During the Renaissance period, trimmings took on a new level of artistry and craftsmanship. Elaborate trims such as passementerie, a decorative trimming made with intricate knots and braids, became highly sought after by the European aristocracy. These intricate details not only added a touch of luxury to garments but also showcased the craftsmanship and skills of the artisans who created them.

The Victorian era saw a resurgence of interest in trimmings, with garments adorned with intricate lace, ribbons, and ruffles. The use of trimmings became a symbol of femininity and gentility, with women’s fashion embracing elaborate details and embellishments.

Fast forward to the 20th century, and trimmings continued to influence fashion trends. The flapper dresses of the 1920s featured beaded fringe trimmings, reflecting the spirit of the Jazz Age and the newfound sense of liberation. In the 1960s, the bohemian trend embraced fringe and tassel trimmings, reflecting a more relaxed and free-spirited approach to fashion.

Today, trimmings continue to influence fashion, with designers incorporating intricate details into their collections to add a touch of opulence and individuality to garments. Whether it’s delicate beading on a couture gown or edgy metallic trims on streetwear, the influence of trimmings on fashion trends remains a testament to the enduring allure of these decorative elements.

Trimmings: The Unseen Heroes of Fashion History

Trimmings, the often overlooked yet essential elements of fashion, have played a pivotal role in the history of dressmaking. From the intricate embroidery of the Renaissance era to the opulent beadwork of the 1920s, trimmings have adorned garments for centuries, adding texture, embellishment, and often conveying social status. Despite their understated reputation, trimmings have been the unseen heroes of fashion history.

In ancient times, trimmings were primarily used to reinforce hems and edges of garments. However, as societies evolved, trimmings became a symbol of wealth and status, with intricate lace, ornate embroidery, and lavish embellishments adorning the garments of the elite. During the Renaissance, trimmings reached new heights of extravagance, as seen in the elaborate lace collars and cuffs adorning the dresses of the aristocracy.
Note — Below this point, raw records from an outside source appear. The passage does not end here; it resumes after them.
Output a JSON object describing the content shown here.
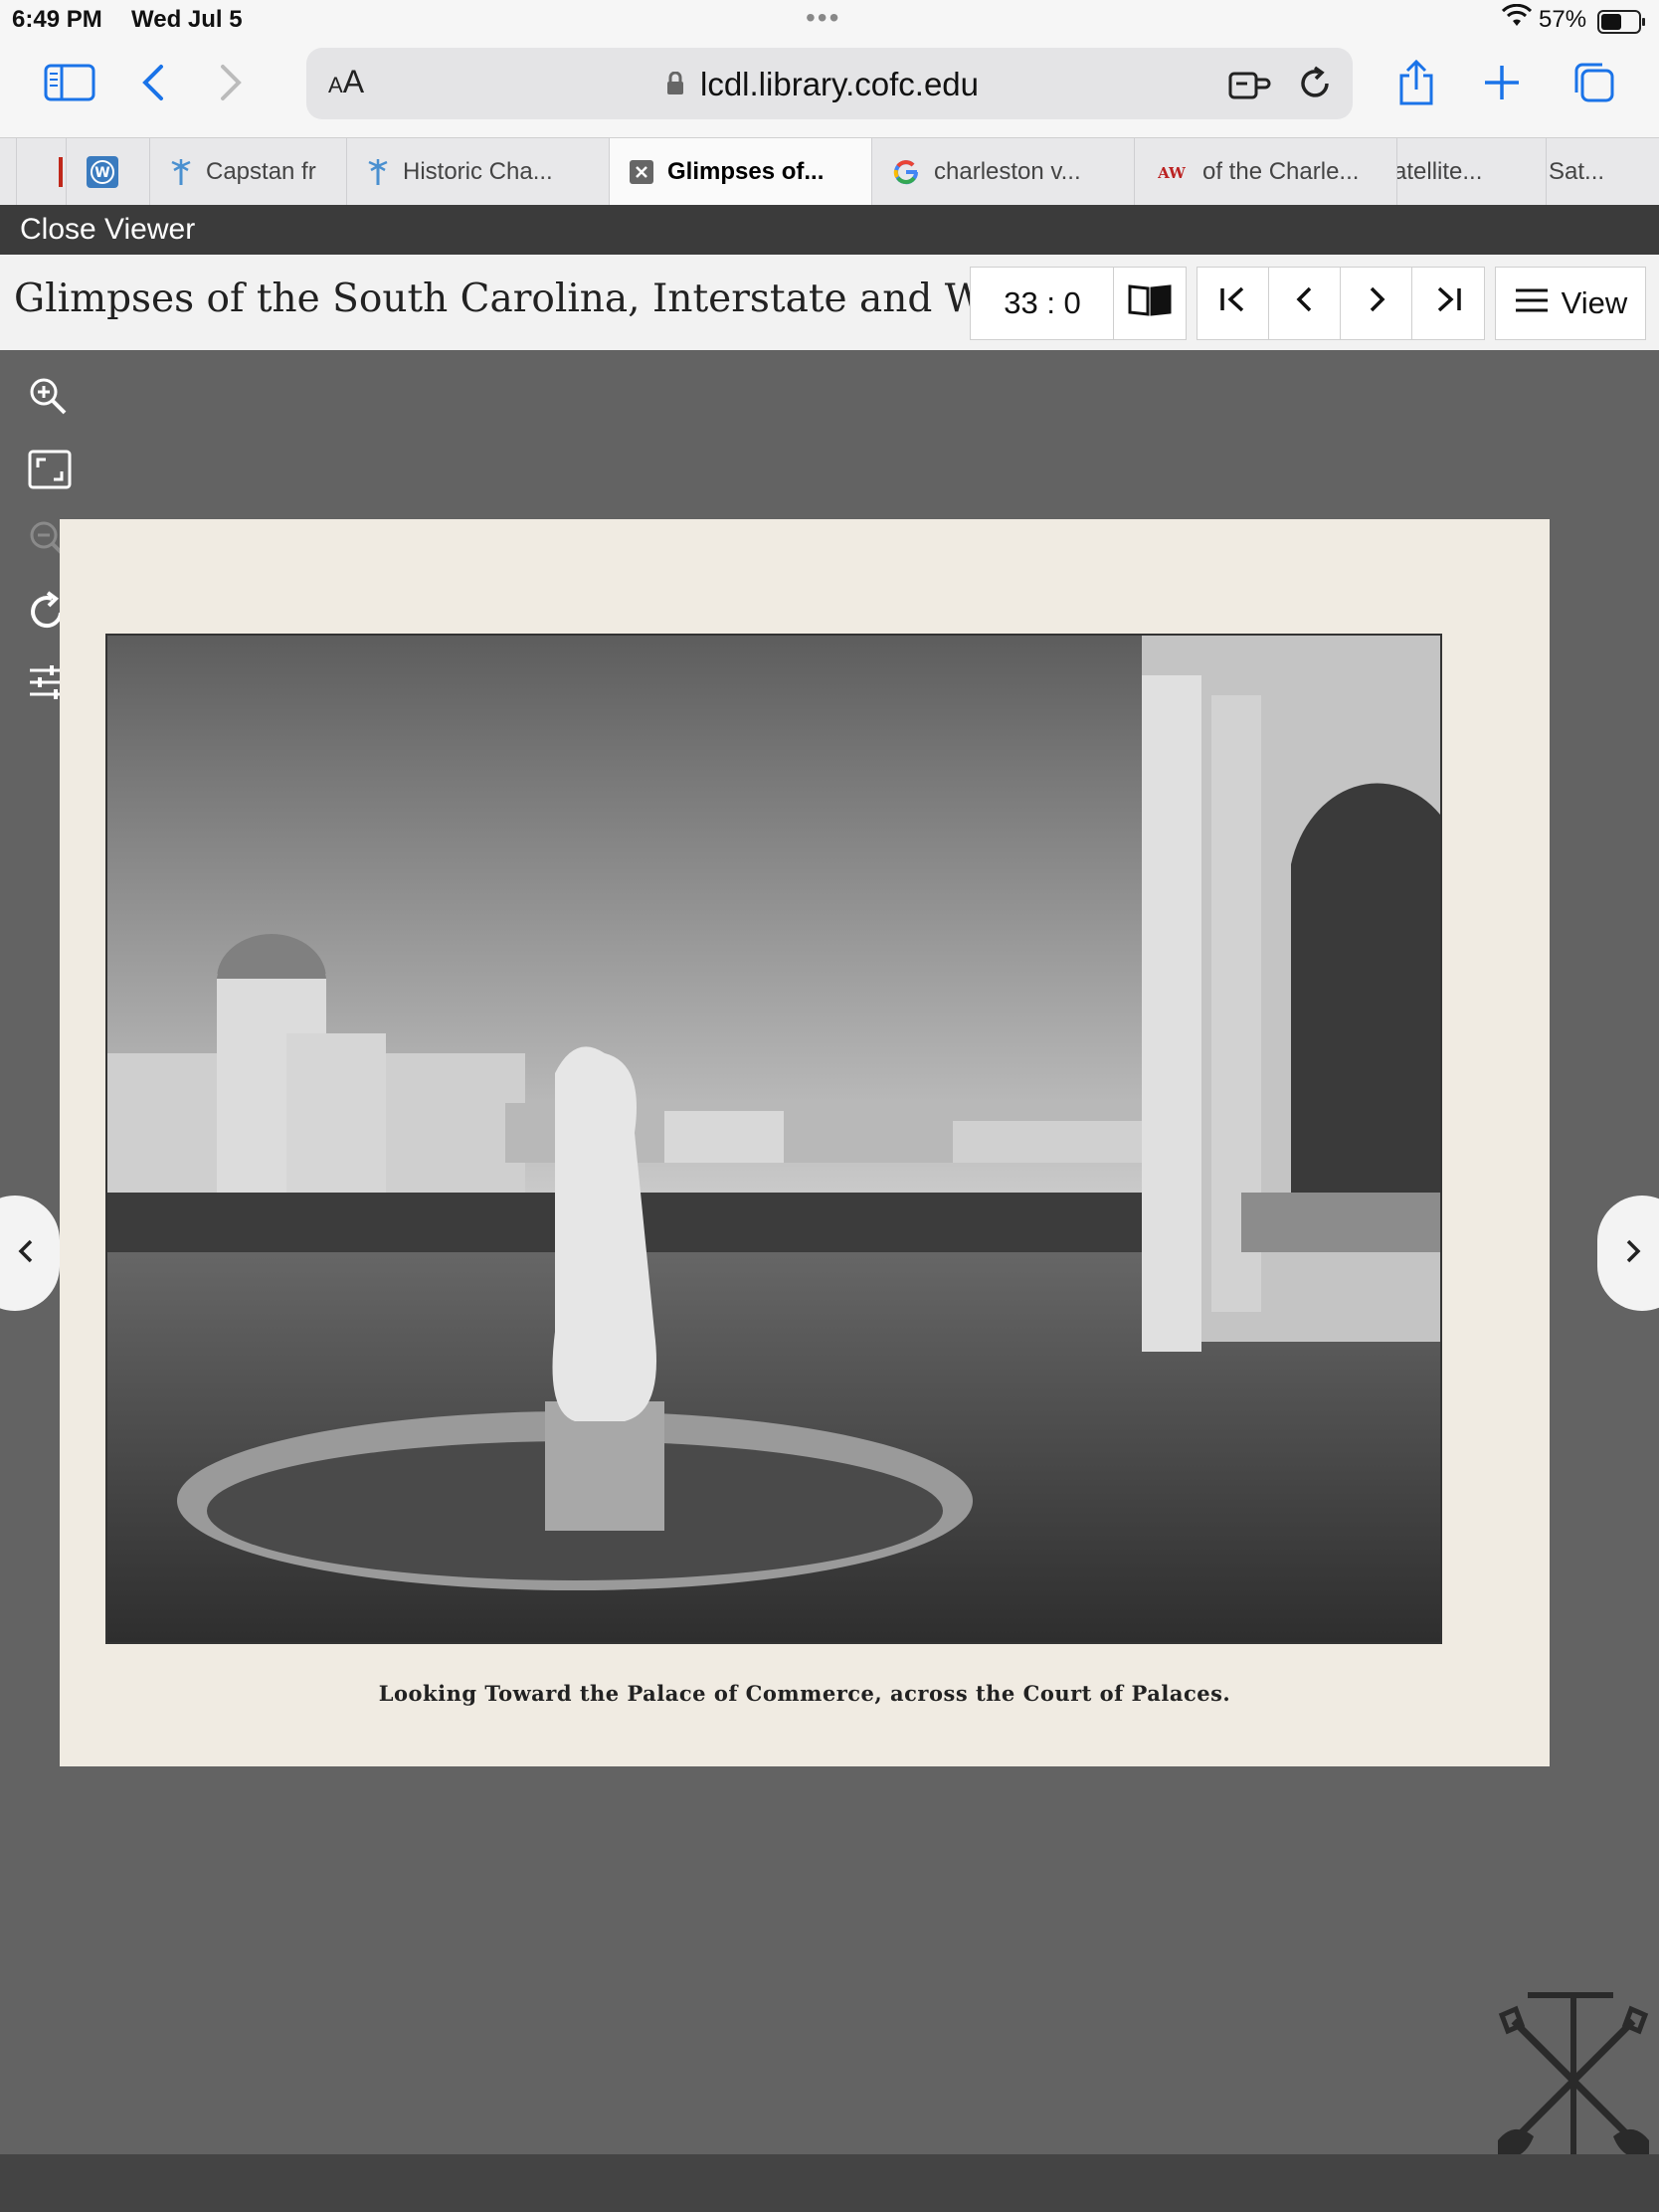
{
  "status": {
    "time": "6:49 PM",
    "date": "Wed Jul 5",
    "battery": "57%"
  },
  "browser": {
    "aa_label": "AA",
    "url": "lcdl.library.cofc.edu",
    "tabs": [
      {
        "label": "Capstan fr"
      },
      {
        "label": "Historic Cha..."
      },
      {
        "label": "Glimpses of..."
      },
      {
        "label": "charleston v..."
      },
      {
        "label": "of the Charle..."
      },
      {
        "label": "atellite..."
      },
      {
        "label": "Sat..."
      }
    ]
  },
  "viewer": {
    "close_label": "Close Viewer",
    "title": "Glimpses of the South Carolina, Interstate and Wes...",
    "page_counter": "33 : 0",
    "view_label": "View",
    "caption": "Looking Toward the Palace of Commerce, across the Court of Palaces."
  },
  "colors": {
    "accent": "#1a73e8",
    "viewer_bg": "#636363",
    "page_bg": "#f0ebe2"
  }
}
The 18th and 19th centuries witnessed the prominence of trimmings in fashion, with trends such as the use of fur, feathers, and ribbons as embellishments. The Industrial Revolution further expanded the repertoire of trimmings, with the mass production of items such as buttons, ribbons, and braids, making them more accessible to a wider demographic.

Fast forward to the 20th century, trimmings continued to play a crucial role in fashion, with designers like Coco Chanel and Elsa Schiaparelli incorporating them into their groundbreaking designs. The 1920s saw the rise of intricate beading and sequins, while the 1960s and 1970s embraced fringe, feathers, and psychedelic trims as a form of self-expression.

Today, trimmings continue to be an integral part of fashion, with modern designers incorporating innovative techniques and materials into their creations. Whether it’s the delicate lace adorning a wedding gown or the bold embellishments on a red carpet dress, trimmings continue to add depth and character to garments, preserving their status as the unseen heroes of fashion history.